“We discover references to mastic in such diverse places as the logbooks of Christopher Columbus’ first voyage to the New World, and in the account and recipe books of the Sultans of Topkapi and the Seraglio. We read in the history books that the allure of mastic drew emperors, monarchs, and princes into battles for control of the mastic lands and villages of Chios,” wrote the late Dun Gifford in his introduction to the 1999 Oldways Symposium about the “Healthy Mediterranean Diets and Traditions of Chios and Lesbos islands.”
Last week, some twenty years later, mastic became the talk of the world!
“Over my 54 years, I’ve pinned my hopes on my parents, my teachers, my romantic partners, God.
I’m pinning them now on a shrub.
It’s called mastic, it grows in particular abundance on the Greek island of Chios and its resin — the goo exuded when its bark is gashed — has been reputed for millenniums to have powerful curative properties,” wrote Frank Bruni in the New York Times.(more…)
We make this bread all the time, especially when we have guests. The dough is the one I use for my everyday breads, sometimes adding yogurt if I have leftover that is going too sour or any kind of mashed vegetables or greens. In the summer I use a tomato-onion-olive oil mixture, the leftovers from our daily tomato salad, pulsed in the blender, to make my Tomato Salad Bread which can also be topped with cheese and tomato slices.
Stringless green beans became widely available in Greece only in the last few years. As far back as I can remember, before we could cook this very popular summer dish we had to slave for hours trimming each one of the flattish beans – a kind of runner bean – that we cooked.
My mother often added sliced zucchini (see variation) when she wanted to save time, trimming fewer runner beans but still making enough food for all four of us. Fassolakia ladera, made with any kind of green beans, even with frozen ones, is an amazing dish! The potatoes take on a wonderful flavor cooked together with the beans in a rich tomato sauce, and I can’t resist eating them while still warm.
Sprinkle with the reserved parsley and serve warm or at room temperature, if you can wait, with crusty bread and Feta cheese.
It is fava time again, and this spring, after quite a long, wet, and cold winter, we seem to have lots of delicious, succulent pods.
Although we planted less beans last fall, the robust fava plants at the edge of our western garden are full of pods that I struggle to harvest before they grow large and stringy. We love eating them whole, much like green beans, as their velvety pods are tender and delicious. Over the years I have made the traditional braised fava with green onions and fennel, a more creative dish with preserved lemon and cilantro, and of course various kinds of fresh fava risotto, either with rice or orzo pasta. Inspired by a Spanish recipe by David Tanis I made a kind of fresh fava scrambled eggs, quite different from the traditional Greek island froutalia, the seasonal omelets with vegetables and potatoes.
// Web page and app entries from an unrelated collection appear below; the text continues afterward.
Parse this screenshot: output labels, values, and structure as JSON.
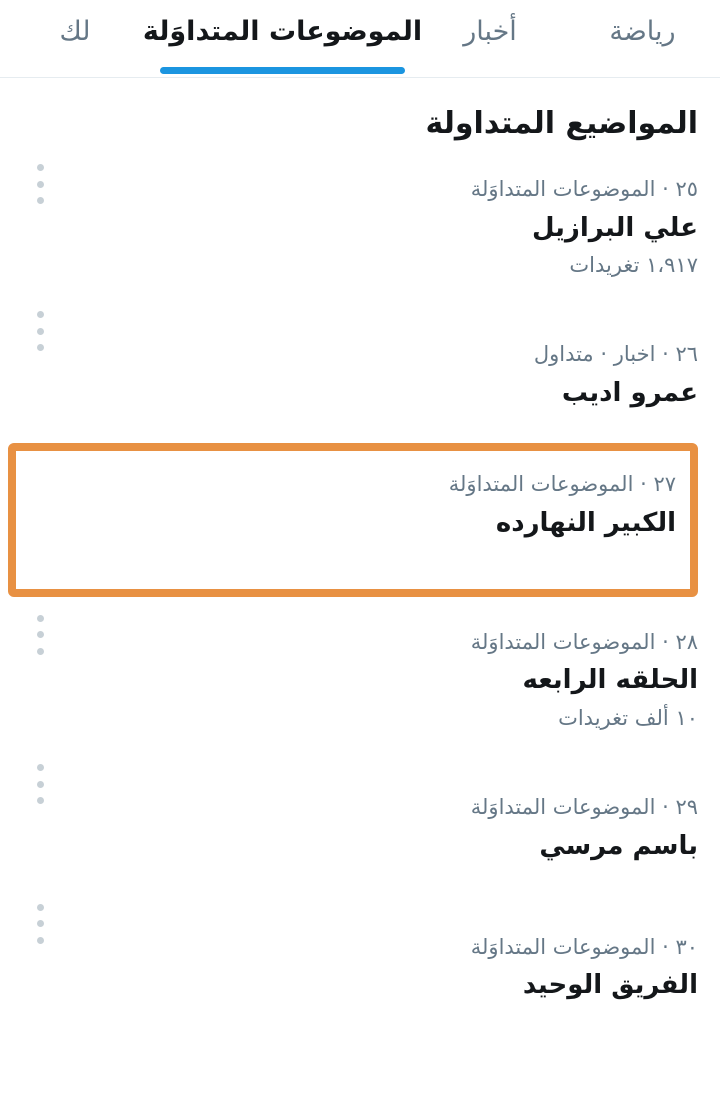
{
  "tabs": [
    {
      "id": "for-you",
      "label": "لك",
      "active": false
    },
    {
      "id": "trending",
      "label": "الموضوعات المتداوَلة",
      "active": true
    },
    {
      "id": "news",
      "label": "أخبار",
      "active": false
    },
    {
      "id": "sports",
      "label": "رياضة",
      "active": false
    }
  ],
  "section": {
    "heading": "المواضيع المتداولة"
  },
  "trends": [
    {
      "rank": "٢٥",
      "meta": "٢٥ · الموضوعات المتداوَلة",
      "name": "علي البرازيل",
      "count": "١،٩١٧ تغريدات",
      "highlighted": false
    },
    {
      "rank": "٢٦",
      "meta": "٢٦ · اخبار · متداول",
      "name": "عمرو اديب",
      "count": "",
      "highlighted": false
    },
    {
      "rank": "٢٧",
      "meta": "٢٧ · الموضوعات المتداوَلة",
      "name": "الكبير النهارده",
      "count": "",
      "highlighted": true
    },
    {
      "rank": "٢٨",
      "meta": "٢٨ · الموضوعات المتداوَلة",
      "name": "الحلقه الرابعه",
      "count": "١٠ ألف تغريدات",
      "highlighted": false
    },
    {
      "rank": "٢٩",
      "meta": "٢٩ · الموضوعات المتداوَلة",
      "name": "باسم مرسي",
      "count": "",
      "highlighted": false
    },
    {
      "rank": "٣٠",
      "meta": "٣٠ · الموضوعات المتداوَلة",
      "name": "الفريق الوحيد",
      "count": "",
      "highlighted": false
    }
  ],
  "icons": {
    "overflow": "more-vertical-icon"
  },
  "colors": {
    "accent": "#1b95e0",
    "highlight": "#e89143",
    "meta_text": "#657786",
    "primary_text": "#14171a",
    "divider": "#e6ecf0"
  }
}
Yesterday I cooked a new, apparently quite successful dish to showcase them: Inspired by the old, quick braised fava recipe with garlic, and both coriander seeds, and fresh coriander (cilantro) that I have in my Mediterranean Vegetarian Feasts, I created yet one more variation of the one-pot-pasta, this time with fresh fava and the two kinds of coriander/cilantro. Both Costas and I enjoyed it enormously, and we think that it is one of the best such simple pastas I made.
One-pot Pasta with Fava, Coriander Seeds, and Cilantro
1/2 cup good olive oil
4-5 garlic cloves, thinly sliced
1 tablespoon coarsely ground coriander seeds
About 1 1/2 pound tender fava pods, ends trimmed, chopped into 1/4-inch slices
350 grams bavete, ditalini or a combination (this was what I had in my cupboard)
About 4 cups boiling water or vegetable broth, Or more, as needed
Salt and Aleppo or red pepper flakes, to taste
A large bunch cilantro, chopped —stems and all
Crumbled feta for serving
Warm the olive oil and saute the garlic and coriander in a medium pot, until the garlic starts to smell. Do not let it start to color.
Add the chopped fava and sauté 2 minutes, then add the pasta, turn a few times and pour in 3 cups of boiling water or broth. Add salt and pepper to taste and cook, stirring often in high heat for about 9 minutes, adding more boiling water or broth if it gets dry. Taste and if the pasta is almost al dente, stir in the cilantro, taste, correct the seasoning, and remove from the heat, making sure it has quite a bit of broth.
Cover and let sit for 3-4 minutes, before serving in bowls, sprinkled with feta, and drizzled with fruity olive oil, if you like.